* [INSTRUCTIONS TO FOLLOW]:
If an entry below holds a picture, skip the picture and copy everything else exactly.

* [RECORDS FOR THIS TASK]:

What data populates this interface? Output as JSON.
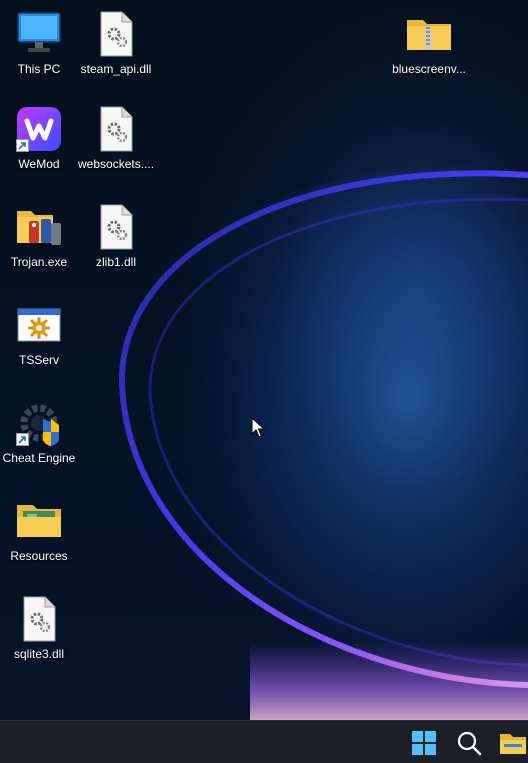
{
  "desktop": {
    "icons": [
      {
        "label": "This PC",
        "icon": "monitor-icon"
      },
      {
        "label": "steam_api.dll",
        "icon": "dll-file-icon"
      },
      {
        "label": "bluescreenv...",
        "icon": "zip-folder-icon"
      },
      {
        "label": "WeMod",
        "icon": "wemod-app-icon"
      },
      {
        "label": "websockets....",
        "icon": "dll-file-icon"
      },
      {
        "label": "Trojan.exe",
        "icon": "trojan-exe-icon"
      },
      {
        "label": "zlib1.dll",
        "icon": "dll-file-icon"
      },
      {
        "label": "TSServ",
        "icon": "tsserv-app-icon"
      },
      {
        "label": "Cheat Engine",
        "icon": "cheat-engine-icon"
      },
      {
        "label": "Resources",
        "icon": "folder-icon"
      },
      {
        "label": "sqlite3.dll",
        "icon": "dll-file-icon"
      }
    ]
  },
  "taskbar": {
    "buttons": [
      {
        "name": "start",
        "icon": "windows-start-icon"
      },
      {
        "name": "search",
        "icon": "search-icon"
      },
      {
        "name": "file-explorer",
        "icon": "file-explorer-icon"
      }
    ]
  },
  "colors": {
    "taskbar_bg": "#1c1f25",
    "folder_yellow": "#f3c64b",
    "windows_blue": "#3aa0f3",
    "wemod_purple": "#7a3cf0"
  }
}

* [SOLUTION TO THIS PROBLEM]:
What data populates this interface? Output as JSON.
{
  "desktop": {
    "icons": [
      {
        "label": "This PC",
        "icon": "monitor-icon"
      },
      {
        "label": "steam_api.dll",
        "icon": "dll-file-icon"
      },
      {
        "label": "bluescreenv...",
        "icon": "zip-folder-icon"
      },
      {
        "label": "WeMod",
        "icon": "wemod-app-icon"
      },
      {
        "label": "websockets....",
        "icon": "dll-file-icon"
      },
      {
        "label": "Trojan.exe",
        "icon": "trojan-exe-icon"
      },
      {
        "label": "zlib1.dll",
        "icon": "dll-file-icon"
      },
      {
        "label": "TSServ",
        "icon": "tsserv-app-icon"
      },
      {
        "label": "Cheat Engine",
        "icon": "cheat-engine-icon"
      },
      {
        "label": "Resources",
        "icon": "folder-icon"
      },
      {
        "label": "sqlite3.dll",
        "icon": "dll-file-icon"
      }
    ]
  },
  "taskbar": {
    "buttons": [
      {
        "name": "start",
        "icon": "windows-start-icon"
      },
      {
        "name": "search",
        "icon": "search-icon"
      },
      {
        "name": "file-explorer",
        "icon": "file-explorer-icon"
      }
    ]
  },
  "colors": {
    "taskbar_bg": "#1c1f25",
    "folder_yellow": "#f3c64b",
    "windows_blue": "#3aa0f3",
    "wemod_purple": "#7a3cf0"
  }
}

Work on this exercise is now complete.